[DATA SHOWN Boundary: Start]

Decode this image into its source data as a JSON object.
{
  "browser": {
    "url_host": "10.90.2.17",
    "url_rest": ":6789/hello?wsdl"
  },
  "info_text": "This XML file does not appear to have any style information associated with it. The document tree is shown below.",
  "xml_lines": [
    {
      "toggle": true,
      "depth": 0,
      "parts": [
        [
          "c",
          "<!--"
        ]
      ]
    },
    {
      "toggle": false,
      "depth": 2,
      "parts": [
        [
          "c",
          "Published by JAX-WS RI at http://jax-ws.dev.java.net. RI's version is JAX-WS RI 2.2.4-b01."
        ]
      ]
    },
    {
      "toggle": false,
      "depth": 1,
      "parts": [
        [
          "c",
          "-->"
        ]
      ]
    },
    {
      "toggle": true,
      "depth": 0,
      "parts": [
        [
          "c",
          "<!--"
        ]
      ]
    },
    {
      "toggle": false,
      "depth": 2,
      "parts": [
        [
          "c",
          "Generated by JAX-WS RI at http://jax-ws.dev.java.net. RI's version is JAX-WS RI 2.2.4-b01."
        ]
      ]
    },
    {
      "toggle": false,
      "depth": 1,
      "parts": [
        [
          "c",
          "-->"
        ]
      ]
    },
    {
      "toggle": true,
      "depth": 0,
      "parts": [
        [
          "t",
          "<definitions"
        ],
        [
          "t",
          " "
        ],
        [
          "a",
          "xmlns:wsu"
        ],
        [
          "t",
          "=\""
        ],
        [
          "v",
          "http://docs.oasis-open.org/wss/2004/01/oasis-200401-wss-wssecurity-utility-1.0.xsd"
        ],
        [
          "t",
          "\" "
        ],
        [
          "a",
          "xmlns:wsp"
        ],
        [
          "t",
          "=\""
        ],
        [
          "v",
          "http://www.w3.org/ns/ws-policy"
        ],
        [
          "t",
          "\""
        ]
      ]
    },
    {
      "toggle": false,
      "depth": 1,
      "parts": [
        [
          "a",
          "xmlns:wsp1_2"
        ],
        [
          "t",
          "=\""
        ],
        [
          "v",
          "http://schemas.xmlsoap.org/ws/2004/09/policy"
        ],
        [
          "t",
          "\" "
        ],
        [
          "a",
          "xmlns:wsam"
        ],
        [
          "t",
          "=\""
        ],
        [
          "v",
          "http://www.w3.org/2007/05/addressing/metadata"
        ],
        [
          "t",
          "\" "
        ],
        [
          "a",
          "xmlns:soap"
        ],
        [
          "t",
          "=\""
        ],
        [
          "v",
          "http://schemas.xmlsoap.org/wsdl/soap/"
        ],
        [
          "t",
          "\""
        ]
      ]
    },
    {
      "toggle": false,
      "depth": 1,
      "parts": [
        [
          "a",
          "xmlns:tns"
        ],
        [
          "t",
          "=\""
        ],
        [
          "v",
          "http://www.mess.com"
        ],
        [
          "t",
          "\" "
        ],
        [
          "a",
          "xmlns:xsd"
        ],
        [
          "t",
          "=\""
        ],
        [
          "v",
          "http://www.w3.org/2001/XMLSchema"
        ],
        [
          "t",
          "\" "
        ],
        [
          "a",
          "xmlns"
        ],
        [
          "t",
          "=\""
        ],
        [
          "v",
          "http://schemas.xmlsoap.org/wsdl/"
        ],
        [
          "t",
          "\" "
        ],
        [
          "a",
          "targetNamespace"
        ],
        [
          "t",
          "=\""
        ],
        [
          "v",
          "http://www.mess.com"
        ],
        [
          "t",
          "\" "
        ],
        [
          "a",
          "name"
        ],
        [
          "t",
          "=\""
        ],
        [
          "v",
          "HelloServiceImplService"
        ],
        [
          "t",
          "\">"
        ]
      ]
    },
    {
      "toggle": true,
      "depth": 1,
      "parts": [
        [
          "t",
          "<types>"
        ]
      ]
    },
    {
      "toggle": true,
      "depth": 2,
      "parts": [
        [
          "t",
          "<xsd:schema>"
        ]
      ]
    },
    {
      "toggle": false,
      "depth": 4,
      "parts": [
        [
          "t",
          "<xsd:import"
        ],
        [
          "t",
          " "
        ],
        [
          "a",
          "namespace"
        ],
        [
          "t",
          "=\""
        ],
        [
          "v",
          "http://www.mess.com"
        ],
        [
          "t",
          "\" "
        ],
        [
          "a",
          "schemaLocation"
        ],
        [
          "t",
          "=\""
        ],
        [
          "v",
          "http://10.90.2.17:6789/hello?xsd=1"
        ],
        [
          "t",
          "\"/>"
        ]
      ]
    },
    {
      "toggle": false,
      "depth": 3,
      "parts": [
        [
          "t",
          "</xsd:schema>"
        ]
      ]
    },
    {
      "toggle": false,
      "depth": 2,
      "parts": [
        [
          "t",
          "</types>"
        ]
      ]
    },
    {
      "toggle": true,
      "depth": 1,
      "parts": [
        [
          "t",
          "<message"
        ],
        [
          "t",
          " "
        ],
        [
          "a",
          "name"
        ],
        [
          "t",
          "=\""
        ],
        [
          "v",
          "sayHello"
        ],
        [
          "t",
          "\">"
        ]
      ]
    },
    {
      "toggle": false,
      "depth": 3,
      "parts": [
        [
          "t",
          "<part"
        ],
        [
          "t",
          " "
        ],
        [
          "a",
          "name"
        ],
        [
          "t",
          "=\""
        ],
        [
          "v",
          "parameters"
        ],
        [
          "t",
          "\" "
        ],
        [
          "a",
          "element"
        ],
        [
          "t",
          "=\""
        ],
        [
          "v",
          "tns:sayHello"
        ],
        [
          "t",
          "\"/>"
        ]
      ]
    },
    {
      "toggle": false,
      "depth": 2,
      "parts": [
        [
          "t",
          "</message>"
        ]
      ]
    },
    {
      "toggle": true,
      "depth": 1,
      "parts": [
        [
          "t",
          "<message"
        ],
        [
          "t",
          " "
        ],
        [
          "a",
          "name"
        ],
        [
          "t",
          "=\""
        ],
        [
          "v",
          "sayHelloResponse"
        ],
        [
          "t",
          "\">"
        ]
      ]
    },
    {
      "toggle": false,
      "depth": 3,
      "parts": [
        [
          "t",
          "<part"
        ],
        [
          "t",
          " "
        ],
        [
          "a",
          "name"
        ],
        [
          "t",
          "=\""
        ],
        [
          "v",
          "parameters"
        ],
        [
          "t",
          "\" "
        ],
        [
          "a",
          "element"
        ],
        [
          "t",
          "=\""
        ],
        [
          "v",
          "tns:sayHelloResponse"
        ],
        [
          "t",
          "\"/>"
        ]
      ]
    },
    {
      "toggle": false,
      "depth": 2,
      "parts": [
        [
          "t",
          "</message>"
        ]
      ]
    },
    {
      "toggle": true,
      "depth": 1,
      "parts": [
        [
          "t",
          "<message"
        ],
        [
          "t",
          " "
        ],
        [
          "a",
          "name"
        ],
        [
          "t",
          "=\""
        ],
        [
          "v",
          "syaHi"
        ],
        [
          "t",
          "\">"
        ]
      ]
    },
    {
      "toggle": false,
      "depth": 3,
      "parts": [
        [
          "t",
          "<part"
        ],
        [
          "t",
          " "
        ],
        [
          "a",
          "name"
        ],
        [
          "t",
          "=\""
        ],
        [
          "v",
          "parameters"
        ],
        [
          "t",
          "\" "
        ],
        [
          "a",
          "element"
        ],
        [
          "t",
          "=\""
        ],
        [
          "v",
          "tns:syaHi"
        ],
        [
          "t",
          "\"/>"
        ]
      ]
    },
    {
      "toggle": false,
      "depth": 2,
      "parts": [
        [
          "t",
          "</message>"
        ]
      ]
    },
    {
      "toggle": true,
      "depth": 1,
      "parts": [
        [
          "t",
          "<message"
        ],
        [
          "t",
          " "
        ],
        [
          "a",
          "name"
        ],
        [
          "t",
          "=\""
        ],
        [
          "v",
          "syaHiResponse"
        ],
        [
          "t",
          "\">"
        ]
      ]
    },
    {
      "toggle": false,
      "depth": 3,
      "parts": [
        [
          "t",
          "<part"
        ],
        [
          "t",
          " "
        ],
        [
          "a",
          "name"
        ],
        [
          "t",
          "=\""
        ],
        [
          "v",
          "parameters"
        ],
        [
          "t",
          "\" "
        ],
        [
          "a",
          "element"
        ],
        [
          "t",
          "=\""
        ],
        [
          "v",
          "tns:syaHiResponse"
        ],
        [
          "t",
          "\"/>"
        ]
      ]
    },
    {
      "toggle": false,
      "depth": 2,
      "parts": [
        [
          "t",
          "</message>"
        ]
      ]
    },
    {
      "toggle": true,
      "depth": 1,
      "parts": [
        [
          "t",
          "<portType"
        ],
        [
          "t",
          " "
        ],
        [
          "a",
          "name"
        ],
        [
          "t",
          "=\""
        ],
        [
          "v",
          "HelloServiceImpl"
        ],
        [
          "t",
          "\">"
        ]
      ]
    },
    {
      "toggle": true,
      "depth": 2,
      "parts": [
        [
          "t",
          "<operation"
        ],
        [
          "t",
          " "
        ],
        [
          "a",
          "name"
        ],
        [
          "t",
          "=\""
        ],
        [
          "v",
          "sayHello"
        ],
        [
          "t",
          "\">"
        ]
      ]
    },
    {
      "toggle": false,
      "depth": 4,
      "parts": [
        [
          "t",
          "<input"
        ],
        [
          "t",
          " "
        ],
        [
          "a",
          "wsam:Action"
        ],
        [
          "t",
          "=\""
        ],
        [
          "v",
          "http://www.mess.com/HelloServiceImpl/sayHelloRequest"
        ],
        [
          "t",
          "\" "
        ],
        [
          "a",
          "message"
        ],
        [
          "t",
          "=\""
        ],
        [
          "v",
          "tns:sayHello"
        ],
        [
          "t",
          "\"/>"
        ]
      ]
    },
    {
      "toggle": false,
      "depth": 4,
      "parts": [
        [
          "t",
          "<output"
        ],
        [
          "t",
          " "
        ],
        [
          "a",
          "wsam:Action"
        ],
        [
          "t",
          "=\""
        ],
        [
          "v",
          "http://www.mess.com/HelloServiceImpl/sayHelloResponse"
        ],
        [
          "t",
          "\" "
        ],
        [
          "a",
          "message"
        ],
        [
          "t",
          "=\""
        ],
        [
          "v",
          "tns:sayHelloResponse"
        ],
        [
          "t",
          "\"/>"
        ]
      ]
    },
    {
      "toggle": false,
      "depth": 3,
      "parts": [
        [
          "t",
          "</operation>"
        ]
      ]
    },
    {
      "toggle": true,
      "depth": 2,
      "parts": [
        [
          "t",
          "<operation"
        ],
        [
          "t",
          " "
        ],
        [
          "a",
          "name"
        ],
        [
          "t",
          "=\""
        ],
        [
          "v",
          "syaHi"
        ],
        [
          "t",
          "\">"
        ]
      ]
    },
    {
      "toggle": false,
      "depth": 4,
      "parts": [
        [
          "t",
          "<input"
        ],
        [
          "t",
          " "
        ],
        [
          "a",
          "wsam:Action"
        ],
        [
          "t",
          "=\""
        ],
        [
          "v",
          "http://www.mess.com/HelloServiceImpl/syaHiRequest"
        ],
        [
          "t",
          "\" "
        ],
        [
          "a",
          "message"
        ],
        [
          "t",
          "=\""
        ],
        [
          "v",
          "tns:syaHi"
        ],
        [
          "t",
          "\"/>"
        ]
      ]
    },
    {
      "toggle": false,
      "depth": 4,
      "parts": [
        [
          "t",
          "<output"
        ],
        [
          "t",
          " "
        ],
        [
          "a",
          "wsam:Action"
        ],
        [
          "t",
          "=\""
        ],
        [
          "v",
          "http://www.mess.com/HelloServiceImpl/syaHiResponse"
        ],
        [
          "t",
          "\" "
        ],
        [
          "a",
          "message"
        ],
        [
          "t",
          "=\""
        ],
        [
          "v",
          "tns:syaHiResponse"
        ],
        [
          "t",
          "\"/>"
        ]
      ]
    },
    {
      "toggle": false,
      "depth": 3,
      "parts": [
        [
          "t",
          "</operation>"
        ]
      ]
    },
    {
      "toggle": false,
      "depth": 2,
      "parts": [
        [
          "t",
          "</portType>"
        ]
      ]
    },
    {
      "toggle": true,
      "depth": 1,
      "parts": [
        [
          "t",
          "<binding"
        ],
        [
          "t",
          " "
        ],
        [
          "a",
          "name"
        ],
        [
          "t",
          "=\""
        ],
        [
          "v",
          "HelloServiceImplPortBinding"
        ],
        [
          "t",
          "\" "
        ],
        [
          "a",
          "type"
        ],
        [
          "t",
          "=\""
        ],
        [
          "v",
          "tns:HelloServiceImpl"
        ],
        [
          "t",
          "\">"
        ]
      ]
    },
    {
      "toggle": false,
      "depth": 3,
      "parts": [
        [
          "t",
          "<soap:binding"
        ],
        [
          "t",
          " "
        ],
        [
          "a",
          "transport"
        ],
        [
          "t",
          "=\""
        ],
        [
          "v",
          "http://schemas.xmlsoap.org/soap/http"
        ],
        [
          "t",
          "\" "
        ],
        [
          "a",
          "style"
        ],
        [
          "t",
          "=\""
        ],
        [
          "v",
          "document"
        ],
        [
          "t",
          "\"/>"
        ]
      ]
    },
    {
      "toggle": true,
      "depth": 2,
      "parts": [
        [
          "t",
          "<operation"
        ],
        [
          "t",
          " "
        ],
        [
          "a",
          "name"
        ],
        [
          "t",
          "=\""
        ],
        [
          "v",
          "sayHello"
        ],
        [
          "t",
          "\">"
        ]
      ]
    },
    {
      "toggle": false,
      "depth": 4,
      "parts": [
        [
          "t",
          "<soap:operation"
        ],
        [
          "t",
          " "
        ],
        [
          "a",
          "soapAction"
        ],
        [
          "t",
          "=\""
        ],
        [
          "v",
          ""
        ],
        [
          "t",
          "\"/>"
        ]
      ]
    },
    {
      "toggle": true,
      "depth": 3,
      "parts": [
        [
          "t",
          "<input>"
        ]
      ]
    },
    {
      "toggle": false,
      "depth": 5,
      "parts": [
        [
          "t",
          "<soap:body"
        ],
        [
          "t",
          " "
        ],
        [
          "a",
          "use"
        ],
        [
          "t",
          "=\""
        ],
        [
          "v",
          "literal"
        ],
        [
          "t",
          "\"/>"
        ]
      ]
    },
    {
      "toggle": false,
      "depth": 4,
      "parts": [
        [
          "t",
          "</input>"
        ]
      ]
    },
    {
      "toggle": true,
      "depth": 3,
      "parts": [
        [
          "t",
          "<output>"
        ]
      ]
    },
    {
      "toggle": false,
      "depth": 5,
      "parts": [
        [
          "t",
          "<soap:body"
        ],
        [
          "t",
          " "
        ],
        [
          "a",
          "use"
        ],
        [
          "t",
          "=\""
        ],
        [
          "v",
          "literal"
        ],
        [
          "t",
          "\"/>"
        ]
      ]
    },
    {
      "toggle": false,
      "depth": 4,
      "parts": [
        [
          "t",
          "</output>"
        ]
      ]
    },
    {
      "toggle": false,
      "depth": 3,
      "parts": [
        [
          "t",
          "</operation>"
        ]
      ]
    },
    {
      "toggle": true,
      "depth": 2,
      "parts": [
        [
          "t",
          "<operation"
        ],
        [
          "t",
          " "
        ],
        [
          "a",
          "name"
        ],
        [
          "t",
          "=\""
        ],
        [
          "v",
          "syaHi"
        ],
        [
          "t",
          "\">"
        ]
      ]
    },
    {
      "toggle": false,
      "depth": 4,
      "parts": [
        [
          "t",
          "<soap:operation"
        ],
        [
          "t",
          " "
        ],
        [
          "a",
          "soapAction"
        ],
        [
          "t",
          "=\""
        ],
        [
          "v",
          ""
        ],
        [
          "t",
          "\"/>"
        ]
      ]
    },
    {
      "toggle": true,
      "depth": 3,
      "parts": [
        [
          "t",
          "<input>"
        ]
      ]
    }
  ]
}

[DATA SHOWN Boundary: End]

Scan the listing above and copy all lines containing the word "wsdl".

    "url_rest": ":6789/hello?wsdl"
          "http://schemas.xmlsoap.org/wsdl/soap/"
          "http://schemas.xmlsoap.org/wsdl/"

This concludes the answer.